Source material:
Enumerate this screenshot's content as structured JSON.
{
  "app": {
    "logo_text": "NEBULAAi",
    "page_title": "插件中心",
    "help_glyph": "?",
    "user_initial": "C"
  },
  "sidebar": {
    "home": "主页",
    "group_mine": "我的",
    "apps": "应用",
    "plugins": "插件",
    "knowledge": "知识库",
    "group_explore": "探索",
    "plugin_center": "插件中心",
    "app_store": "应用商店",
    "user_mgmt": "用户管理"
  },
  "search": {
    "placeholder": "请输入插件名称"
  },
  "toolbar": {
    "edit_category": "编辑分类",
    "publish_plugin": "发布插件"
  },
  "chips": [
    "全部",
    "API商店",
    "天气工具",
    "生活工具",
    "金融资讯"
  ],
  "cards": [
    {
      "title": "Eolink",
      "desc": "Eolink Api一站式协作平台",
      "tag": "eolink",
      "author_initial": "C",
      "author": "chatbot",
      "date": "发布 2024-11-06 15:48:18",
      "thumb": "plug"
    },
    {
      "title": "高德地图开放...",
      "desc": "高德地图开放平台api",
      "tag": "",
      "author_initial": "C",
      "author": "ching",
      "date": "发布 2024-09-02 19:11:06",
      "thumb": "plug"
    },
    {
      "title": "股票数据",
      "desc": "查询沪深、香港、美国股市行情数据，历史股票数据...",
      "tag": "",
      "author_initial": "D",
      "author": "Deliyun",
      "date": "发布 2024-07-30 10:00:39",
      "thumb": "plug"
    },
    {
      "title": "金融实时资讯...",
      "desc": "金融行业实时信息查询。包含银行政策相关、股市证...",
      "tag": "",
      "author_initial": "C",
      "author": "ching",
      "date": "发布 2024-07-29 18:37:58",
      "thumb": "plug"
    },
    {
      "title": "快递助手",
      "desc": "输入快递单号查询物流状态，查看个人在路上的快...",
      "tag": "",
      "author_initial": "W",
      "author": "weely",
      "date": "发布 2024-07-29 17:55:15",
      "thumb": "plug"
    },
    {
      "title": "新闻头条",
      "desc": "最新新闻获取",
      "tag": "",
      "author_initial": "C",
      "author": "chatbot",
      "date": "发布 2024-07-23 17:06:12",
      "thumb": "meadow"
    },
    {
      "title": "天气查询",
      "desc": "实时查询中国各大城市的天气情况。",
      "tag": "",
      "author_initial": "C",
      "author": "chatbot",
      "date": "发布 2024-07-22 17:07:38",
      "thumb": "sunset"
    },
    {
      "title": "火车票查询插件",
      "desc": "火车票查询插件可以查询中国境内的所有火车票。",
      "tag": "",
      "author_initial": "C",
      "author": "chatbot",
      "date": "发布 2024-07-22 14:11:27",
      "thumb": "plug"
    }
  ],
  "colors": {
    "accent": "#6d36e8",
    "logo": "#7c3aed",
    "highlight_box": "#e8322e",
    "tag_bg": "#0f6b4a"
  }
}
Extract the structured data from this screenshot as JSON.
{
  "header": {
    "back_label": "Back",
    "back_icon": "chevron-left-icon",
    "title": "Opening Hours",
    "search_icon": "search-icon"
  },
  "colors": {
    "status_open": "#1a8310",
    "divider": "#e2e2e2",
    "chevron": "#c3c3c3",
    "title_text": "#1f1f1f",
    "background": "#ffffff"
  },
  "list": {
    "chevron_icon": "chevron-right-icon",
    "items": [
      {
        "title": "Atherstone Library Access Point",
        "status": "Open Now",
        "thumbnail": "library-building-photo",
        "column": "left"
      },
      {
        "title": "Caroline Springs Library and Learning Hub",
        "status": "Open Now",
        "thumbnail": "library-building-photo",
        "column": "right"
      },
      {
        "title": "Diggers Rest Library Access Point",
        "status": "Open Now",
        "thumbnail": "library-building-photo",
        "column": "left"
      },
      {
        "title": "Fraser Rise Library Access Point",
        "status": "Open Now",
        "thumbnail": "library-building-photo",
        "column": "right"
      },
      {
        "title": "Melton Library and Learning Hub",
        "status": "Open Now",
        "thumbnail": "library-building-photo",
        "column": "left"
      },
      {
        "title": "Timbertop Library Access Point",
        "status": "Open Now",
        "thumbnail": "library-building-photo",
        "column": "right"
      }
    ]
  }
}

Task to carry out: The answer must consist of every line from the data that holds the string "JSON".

The completed task:
Enumerate this screenshot's content as structured JSON.
Extract the structured data from this screenshot as JSON.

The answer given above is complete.